Your young teen (12, 13 and 14) might only just have started puberty. Older teens (from ages 15 to 18) are on the way to maturing physically.
Alongside this physical growth come changes to how they think and feel.
When you encourage your teenager to build a strong sense of identity, it helps them become more confident.
It also supports their independence and protects their mental health and wellbeing.
Brain development in teenagers
The teenage years are a time of enormous change inside the brain.
These changes can affect your teen’s behaviour and the way they express and manage their emotions.
You can encourage behaviour that strengthens positive connections in your child’s brain.
Learn what’s going on in the teen brain in this video on the Spark their Future website.
Understand teenage brain development and find behaviour strategies on the Raising Children Network website.
Sense of self
A sense of self is about self-identity.
It relates to our perceptions of who we are and how we fit into the world based on our experiences and beliefs about ourselves.
Teenagers who have a strong sense of identity are better equipped to navigate school life, deal with peer pressure and face adversity.

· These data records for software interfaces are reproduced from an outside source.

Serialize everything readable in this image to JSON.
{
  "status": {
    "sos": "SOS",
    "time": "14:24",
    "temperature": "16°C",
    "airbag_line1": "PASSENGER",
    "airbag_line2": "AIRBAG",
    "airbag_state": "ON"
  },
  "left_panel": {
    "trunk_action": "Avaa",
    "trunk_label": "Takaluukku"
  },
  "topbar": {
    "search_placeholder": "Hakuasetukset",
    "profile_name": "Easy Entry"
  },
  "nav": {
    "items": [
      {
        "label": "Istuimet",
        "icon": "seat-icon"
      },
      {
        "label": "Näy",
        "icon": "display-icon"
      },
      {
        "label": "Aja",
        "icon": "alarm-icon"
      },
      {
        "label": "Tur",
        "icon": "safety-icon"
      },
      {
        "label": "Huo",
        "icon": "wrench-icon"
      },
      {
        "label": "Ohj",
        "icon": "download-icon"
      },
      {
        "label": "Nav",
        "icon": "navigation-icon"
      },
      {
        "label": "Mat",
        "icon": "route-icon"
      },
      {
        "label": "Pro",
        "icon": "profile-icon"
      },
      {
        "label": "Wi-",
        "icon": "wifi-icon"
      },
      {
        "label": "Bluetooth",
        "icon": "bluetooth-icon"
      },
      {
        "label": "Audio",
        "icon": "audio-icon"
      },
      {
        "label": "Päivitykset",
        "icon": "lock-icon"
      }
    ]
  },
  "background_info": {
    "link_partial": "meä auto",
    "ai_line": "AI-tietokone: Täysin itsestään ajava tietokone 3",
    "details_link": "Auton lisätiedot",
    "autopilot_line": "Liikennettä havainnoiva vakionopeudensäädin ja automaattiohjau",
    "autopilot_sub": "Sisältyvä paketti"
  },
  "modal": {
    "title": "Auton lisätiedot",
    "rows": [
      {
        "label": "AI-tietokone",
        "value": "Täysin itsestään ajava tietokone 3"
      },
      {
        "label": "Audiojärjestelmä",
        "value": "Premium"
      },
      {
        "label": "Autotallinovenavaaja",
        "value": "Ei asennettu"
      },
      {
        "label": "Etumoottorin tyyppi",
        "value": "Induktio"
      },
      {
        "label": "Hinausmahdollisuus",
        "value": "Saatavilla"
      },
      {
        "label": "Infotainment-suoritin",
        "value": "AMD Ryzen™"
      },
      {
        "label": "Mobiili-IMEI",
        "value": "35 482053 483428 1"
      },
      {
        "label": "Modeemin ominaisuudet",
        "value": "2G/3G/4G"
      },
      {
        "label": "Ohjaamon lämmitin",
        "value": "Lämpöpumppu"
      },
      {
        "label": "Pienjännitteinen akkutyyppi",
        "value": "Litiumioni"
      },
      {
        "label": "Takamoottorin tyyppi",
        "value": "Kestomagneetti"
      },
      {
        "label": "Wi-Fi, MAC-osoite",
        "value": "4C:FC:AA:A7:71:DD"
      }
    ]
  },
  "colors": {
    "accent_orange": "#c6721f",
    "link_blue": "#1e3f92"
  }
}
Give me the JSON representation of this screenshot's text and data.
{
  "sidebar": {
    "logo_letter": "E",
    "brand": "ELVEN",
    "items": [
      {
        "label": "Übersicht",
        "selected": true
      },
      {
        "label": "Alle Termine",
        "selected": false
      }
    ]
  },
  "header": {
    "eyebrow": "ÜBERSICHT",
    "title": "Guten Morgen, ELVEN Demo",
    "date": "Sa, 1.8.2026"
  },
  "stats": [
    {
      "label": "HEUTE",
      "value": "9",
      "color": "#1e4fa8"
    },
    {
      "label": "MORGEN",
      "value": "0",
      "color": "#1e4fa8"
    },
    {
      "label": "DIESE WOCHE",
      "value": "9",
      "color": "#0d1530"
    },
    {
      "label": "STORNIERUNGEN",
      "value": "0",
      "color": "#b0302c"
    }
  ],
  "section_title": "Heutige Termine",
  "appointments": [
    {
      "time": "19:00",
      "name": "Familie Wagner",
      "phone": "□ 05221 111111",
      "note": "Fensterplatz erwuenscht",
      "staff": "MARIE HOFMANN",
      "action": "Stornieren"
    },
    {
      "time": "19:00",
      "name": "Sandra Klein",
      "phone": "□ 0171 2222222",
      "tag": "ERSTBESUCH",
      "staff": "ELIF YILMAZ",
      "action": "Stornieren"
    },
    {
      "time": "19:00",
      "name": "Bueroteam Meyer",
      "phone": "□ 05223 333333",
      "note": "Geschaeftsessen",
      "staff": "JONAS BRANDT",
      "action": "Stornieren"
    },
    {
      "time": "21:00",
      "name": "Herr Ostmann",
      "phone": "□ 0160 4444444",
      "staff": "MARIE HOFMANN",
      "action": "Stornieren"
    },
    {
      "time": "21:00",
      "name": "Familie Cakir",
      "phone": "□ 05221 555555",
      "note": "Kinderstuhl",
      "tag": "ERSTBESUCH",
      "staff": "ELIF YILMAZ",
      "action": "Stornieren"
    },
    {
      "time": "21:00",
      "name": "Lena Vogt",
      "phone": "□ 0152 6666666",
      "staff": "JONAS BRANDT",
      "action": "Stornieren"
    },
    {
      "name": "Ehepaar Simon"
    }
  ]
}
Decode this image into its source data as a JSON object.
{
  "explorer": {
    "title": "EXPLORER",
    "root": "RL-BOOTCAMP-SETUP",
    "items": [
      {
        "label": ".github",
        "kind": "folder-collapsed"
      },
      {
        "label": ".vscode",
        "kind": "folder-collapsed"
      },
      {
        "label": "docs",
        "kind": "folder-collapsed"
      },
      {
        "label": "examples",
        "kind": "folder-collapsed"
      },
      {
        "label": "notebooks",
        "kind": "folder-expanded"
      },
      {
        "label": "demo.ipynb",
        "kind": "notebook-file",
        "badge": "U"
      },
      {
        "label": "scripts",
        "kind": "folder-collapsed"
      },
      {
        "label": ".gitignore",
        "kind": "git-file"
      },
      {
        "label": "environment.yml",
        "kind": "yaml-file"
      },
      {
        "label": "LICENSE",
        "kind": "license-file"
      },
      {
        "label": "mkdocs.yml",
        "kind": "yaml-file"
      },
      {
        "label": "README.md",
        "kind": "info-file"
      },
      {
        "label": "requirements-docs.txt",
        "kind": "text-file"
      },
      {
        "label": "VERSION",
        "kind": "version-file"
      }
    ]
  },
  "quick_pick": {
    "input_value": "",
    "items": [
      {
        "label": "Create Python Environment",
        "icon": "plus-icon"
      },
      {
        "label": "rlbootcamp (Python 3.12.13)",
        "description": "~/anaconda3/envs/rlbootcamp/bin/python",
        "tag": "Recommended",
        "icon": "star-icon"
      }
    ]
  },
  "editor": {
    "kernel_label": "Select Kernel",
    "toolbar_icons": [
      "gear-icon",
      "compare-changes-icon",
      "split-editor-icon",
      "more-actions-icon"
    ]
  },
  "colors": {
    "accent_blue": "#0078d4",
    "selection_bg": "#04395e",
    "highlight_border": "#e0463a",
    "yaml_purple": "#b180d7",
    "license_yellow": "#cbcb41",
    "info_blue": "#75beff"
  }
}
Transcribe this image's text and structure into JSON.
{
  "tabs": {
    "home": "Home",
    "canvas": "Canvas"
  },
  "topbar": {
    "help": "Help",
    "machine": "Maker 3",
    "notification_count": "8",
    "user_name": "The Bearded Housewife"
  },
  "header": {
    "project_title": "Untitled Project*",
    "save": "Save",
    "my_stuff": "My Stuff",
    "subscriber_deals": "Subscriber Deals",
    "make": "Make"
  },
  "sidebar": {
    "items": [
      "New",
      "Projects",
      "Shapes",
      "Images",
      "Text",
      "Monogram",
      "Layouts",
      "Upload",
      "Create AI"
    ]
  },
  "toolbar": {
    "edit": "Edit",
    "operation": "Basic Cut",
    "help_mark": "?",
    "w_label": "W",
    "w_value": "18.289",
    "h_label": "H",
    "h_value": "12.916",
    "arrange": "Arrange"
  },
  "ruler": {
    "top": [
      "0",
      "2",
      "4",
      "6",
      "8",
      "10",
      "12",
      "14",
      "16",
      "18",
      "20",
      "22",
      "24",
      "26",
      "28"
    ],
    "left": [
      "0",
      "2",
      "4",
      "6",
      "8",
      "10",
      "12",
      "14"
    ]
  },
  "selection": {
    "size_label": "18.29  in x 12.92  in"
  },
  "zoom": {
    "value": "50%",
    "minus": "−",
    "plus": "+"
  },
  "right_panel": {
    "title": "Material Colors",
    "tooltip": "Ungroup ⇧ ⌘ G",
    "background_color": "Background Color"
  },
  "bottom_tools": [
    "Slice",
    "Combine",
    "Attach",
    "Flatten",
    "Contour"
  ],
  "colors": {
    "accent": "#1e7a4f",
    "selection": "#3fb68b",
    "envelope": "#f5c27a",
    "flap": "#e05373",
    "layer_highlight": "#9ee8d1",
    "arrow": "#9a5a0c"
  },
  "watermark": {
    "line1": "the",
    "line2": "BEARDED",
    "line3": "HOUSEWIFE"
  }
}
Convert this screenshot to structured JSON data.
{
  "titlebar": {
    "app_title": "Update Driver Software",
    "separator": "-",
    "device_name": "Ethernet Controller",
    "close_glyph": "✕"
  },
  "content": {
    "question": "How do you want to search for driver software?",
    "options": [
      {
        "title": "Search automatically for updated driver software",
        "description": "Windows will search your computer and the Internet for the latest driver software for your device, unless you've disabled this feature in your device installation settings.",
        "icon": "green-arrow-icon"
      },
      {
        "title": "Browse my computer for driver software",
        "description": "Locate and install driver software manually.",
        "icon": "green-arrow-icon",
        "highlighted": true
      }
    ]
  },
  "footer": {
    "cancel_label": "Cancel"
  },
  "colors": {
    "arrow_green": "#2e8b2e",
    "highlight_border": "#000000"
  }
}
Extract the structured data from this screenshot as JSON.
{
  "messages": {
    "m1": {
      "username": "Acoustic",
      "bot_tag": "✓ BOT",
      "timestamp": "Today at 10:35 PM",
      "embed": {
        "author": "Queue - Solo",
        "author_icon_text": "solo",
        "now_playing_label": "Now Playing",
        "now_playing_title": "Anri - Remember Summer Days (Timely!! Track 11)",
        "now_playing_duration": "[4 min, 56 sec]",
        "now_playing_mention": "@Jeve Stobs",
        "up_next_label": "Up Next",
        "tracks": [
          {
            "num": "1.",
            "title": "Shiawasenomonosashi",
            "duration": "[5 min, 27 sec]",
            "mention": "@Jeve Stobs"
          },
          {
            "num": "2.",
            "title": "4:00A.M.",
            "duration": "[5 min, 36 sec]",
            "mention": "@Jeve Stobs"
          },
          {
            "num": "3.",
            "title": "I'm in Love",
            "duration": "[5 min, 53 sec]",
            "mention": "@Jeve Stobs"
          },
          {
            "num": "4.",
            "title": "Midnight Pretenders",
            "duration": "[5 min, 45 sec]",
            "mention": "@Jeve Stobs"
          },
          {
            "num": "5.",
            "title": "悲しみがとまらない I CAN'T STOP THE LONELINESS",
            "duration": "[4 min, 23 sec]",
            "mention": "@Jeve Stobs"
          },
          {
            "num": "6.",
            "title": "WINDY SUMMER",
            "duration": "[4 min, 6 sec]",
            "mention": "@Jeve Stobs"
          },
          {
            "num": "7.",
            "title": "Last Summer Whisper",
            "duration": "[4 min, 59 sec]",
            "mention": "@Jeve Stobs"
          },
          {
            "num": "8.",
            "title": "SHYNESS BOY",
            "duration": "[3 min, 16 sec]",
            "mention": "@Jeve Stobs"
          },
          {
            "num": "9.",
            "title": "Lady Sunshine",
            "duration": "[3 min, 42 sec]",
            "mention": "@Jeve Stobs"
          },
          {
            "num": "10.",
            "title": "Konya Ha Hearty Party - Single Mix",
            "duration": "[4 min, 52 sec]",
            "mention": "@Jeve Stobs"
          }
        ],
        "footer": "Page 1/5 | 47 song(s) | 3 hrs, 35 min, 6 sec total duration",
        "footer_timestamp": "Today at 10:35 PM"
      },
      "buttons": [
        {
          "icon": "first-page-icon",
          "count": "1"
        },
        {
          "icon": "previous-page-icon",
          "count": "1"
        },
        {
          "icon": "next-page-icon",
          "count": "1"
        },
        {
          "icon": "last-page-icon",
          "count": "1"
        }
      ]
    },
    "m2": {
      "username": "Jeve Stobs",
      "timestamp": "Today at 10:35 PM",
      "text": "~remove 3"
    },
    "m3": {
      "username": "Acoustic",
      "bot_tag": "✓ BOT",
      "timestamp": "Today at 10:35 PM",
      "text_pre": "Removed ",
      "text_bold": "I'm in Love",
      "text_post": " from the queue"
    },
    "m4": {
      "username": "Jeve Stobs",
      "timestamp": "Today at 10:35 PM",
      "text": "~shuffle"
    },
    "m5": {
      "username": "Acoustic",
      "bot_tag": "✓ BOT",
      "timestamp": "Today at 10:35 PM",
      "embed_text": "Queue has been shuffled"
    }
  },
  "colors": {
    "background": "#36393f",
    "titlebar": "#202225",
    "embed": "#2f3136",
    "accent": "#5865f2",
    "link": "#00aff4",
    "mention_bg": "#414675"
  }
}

You can foster your teen’s self-identity by reinforcing their positive qualities and strengths.
Find out more about self-identity in this article by Monash University.
Gender identity is a part of a person’s sense of self.
Some people don’t identify with the sex they were assigned at birth (for example, ‘male’ or ‘female’). They might choose to identify as:
- gender diverse
This is a natural part of human diversity.
In their teens, your child might start to reflect on how they identify.
It’s important to listen and provide support to any child or young person who might not identify with their assigned gender. This significantly protects their mental health and wellbeing.
Understand your role in supporting gender diverse young people on the headspace website.
Download a guide to supporting your trans, gender diverse or non-binary teen at school from the Transcend website.
Sex and sexuality
The teenage years are when young people start figuring out who they’re attracted to.
Many young people will experiment with sexual behaviour.
Talking about sex and sexuality with your child is a crucial step in helping them:
- make healthy choices about their own body
- develop respectful relationships.
Young people who identify as LGBTIQ+ often face discrimination, exclusion and prejudice. Sharing this part of themselves can be a stressful and uncertain time for young LGBTIQ+ people.
A supportive and inclusive environment at home, school and in the community is important to protect your teen’s mental health.
Find more information to understand sexual development on the Raising Children Network website.
Understand your role in supporting young LGBTIQ+ people on the headspace website.